"My expectations for myself are really high," McPherson said. "I'm kind of a jack-of-all-trades."
And for McPherson, who will be graduating with a 5.2 grade point average, the decision to choose a major in college is a hard one for someone who is interested in so many different subjects.
Volunteer work, however, has always been a driving passion, McPherson said, and he has logged more than 1,000 hours over the course of his high school career.
The senior, who served on a mentor program for incoming high school freshmen, plans to continue his community work by joining an AmeriCorps group in Philladelphia next fall. AmeriCorps is an outreach program designed to help inner city children through tutoring during a 10-month service.
Instead of enrolling in college after high school, McPherson decided his volunteer work would give him a chance to decide what he wanted to study next.
"I wanted to be different," McPherson said. "Earning at least 1,000 hours of volunteer work was always a goal of mine. Now I want to continue it."
McPherson's other long-time goal was to become his class valedictorian, proving this senior is ready for accomplishments outside of high school.
"I'm looking foward to embracing my creativity for the first time," McPherson said.
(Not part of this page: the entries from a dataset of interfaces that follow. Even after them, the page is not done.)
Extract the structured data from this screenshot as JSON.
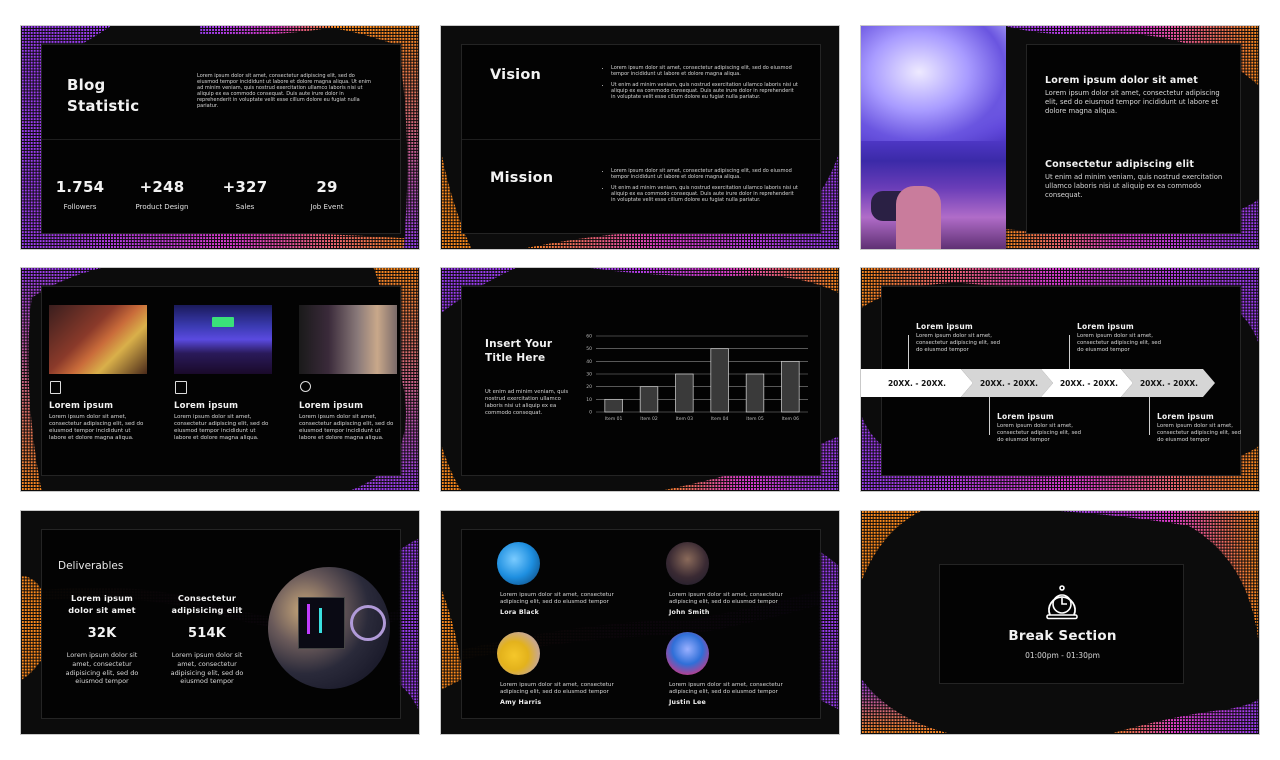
{
  "colors": {
    "page_bg": "#ffffff",
    "slide_bg": "#0c0c0c",
    "panel_bg": "#030303",
    "wave_purple": "#9b3cf0",
    "wave_magenta": "#e03ccf",
    "wave_orange": "#ff8a1c",
    "text_white": "#f2f2f2"
  },
  "slides": [
    {
      "id": "blog-statistic",
      "title_line1": "Blog",
      "title_line2": "Statistic",
      "paragraph": "Lorem ipsum dolor sit amet, consectetur adipiscing elit, sed do eiusmod tempor incididunt ut labore et dolore magna aliqua. Ut enim ad minim veniam, quis nostrud exercitation ullamco laboris nisi ut aliquip ex ea commodo consequat. Duis aute irure dolor in reprehenderit in voluptate velit esse cillum dolore eu fugiat nulla pariatur.",
      "stats": [
        {
          "value": "1.754",
          "label": "Followers"
        },
        {
          "value": "+248",
          "label": "Product Design"
        },
        {
          "value": "+327",
          "label": "Sales"
        },
        {
          "value": "29",
          "label": "Job Event"
        }
      ]
    },
    {
      "id": "vision-mission",
      "sections": [
        {
          "title": "Vision",
          "bullets": [
            "Lorem ipsum dolor sit amet, consectetur adipiscing elit, sed do eiusmod tempor incididunt ut labore et dolore magna aliqua.",
            "Ut enim ad minim veniam, quis nostrud exercitation ullamco laboris nisi ut aliquip ex ea commodo consequat. Duis aute irure dolor in reprehenderit in voluptate velit esse cillum dolore eu fugiat nulla pariatur."
          ]
        },
        {
          "title": "Mission",
          "bullets": [
            "Lorem ipsum dolor sit amet, consectetur adipiscing elit, sed do eiusmod tempor incididunt ut labore et dolore magna aliqua.",
            "Ut enim ad minim veniam, quis nostrud exercitation ullamco laboris nisi ut aliquip ex ea commodo consequat. Duis aute irure dolor in reprehenderit in voluptate velit esse cillum dolore eu fugiat nulla pariatur."
          ]
        }
      ]
    },
    {
      "id": "photo-text",
      "photo_desc": "Gamer holding controller in front of purple-lit monitor",
      "blocks": [
        {
          "heading": "Lorem ipsum dolor sit amet",
          "text": "Lorem ipsum dolor sit amet, consectetur adipiscing elit, sed do eiusmod tempor incididunt ut labore et dolore magna aliqua."
        },
        {
          "heading": "Consectetur adipiscing elit",
          "text": "Ut enim ad minim veniam, quis nostrud exercitation ullamco laboris nisi ut aliquip ex ea commodo consequat."
        }
      ]
    },
    {
      "id": "three-columns",
      "columns": [
        {
          "icon": "document-edit-icon",
          "photo_desc": "Gamer with headset at screens",
          "heading": "Lorem ipsum",
          "text": "Lorem ipsum dolor sit amet, consectetur adipiscing elit, sed do eiusmod tempor incididunt ut labore et dolore magna aliqua."
        },
        {
          "icon": "newspaper-icon",
          "photo_desc": "Esports battle arena",
          "heading": "Lorem ipsum",
          "text": "Lorem ipsum dolor sit amet, consectetur adipiscing elit, sed do eiusmod tempor incididunt ut labore et dolore magna aliqua."
        },
        {
          "icon": "target-icon",
          "photo_desc": "Streamer at microphone",
          "heading": "Lorem ipsum",
          "text": "Lorem ipsum dolor sit amet, consectetur adipiscing elit, sed do eiusmod tempor incididunt ut labore et dolore magna aliqua."
        }
      ]
    },
    {
      "id": "chart-slide",
      "title_line1": "Insert Your",
      "title_line2": "Title Here",
      "text": "Ut enim ad minim veniam, quis nostrud exercitation ullamco laboris nisi ut aliquip ex ea commodo consequat."
    },
    {
      "id": "timeline",
      "periods": [
        "20XX. - 20XX.",
        "20XX. - 20XX.",
        "20XX. - 20XX.",
        "20XX. - 20XX."
      ],
      "events": [
        {
          "heading": "Lorem ipsum",
          "text": "Lorem ipsum dolor sit amet, consectetur adipiscing elit, sed do eiusmod tempor"
        },
        {
          "heading": "Lorem ipsum",
          "text": "Lorem ipsum dolor sit amet, consectetur adipiscing elit, sed do eiusmod tempor"
        },
        {
          "heading": "Lorem ipsum",
          "text": "Lorem ipsum dolor sit amet, consectetur adipiscing elit, sed do eiusmod tempor"
        },
        {
          "heading": "Lorem ipsum",
          "text": "Lorem ipsum dolor sit amet, consectetur adipiscing elit, sed do eiusmod tempor"
        }
      ]
    },
    {
      "id": "deliverables",
      "title": "Deliverables",
      "photo_desc": "Gaming PC setup with RGB lights",
      "items": [
        {
          "heading_line1": "Lorem ipsum",
          "heading_line2": "dolor sit amet",
          "value": "32K",
          "text": "Lorem ipsum dolor sit amet, consectetur adipisicing elit, sed do eiusmod tempor"
        },
        {
          "heading_line1": "Consectetur",
          "heading_line2": "adipisicing elit",
          "value": "514K",
          "text": "Lorem ipsum dolor sit amet, consectetur adipisicing elit, sed do eiusmod tempor"
        }
      ]
    },
    {
      "id": "team",
      "members": [
        {
          "name": "Lora Black",
          "text": "Lorem ipsum dolor sit amet, consectetur adipiscing elit, sed do eiusmod tempor",
          "photo_color": "#1e8fe0"
        },
        {
          "name": "John Smith",
          "text": "Lorem ipsum dolor sit amet, consectetur adipiscing elit, sed do eiusmod tempor",
          "photo_color": "#3a2a33"
        },
        {
          "name": "Amy Harris",
          "text": "Lorem ipsum dolor sit amet, consectetur adipiscing elit, sed do eiusmod tempor",
          "photo_color": "#e3b21c"
        },
        {
          "name": "Justin Lee",
          "text": "Lorem ipsum dolor sit amet, consectetur adipiscing elit, sed do eiusmod tempor",
          "photo_color": "#2f6fd8"
        }
      ]
    },
    {
      "id": "break-section",
      "icon": "stopwatch-icon",
      "title": "Break Section",
      "time": "01:00pm - 01:30pm"
    }
  ],
  "chart_data": {
    "type": "bar",
    "title": "",
    "xlabel": "",
    "ylabel": "",
    "categories": [
      "Item 01",
      "Item 02",
      "Item 03",
      "Item 04",
      "Item 05",
      "Item 06"
    ],
    "values": [
      10,
      20,
      30,
      50,
      30,
      40
    ],
    "ylim": [
      0,
      60
    ],
    "yticks": [
      0,
      10,
      20,
      30,
      40,
      50,
      60
    ],
    "grid": true,
    "legend": "none"
  }
}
After his 10-month volunteer service, McPherson said he has already started looking at potential colleges. His list includes the University of Pennsylvania, Brown University in Rhode Island and Amherst College in Massachusetts.
McPherson said he wants to focus on art studies and other liberal arts but still has not ruled out the possibility of medical school.
"Right now I'm trying to postpone that decision," McPherson said with a laugh.
And while he is excited to leave high school behind for his future areas of study, McPherson said his high school career has been fulfilling, having played for the football and tennis teams.
"High school isn't real life," McPherson said. "But that's a gift in itself."
As parting advice to his fellow classmates at their graduation celebration, McPherson said he plans to tell them just that — high school isn't the real world.
"I want to tell them to follow their hearts," McPherson said. "They have to find their own passion in life."
There is one goal that McPherson is sure of, though, and that is to repay his mom for everything that she has done for him.
"My mom has high expectations for me," McPherson said. "I just always wanted to exceed them so I can take care of her some day."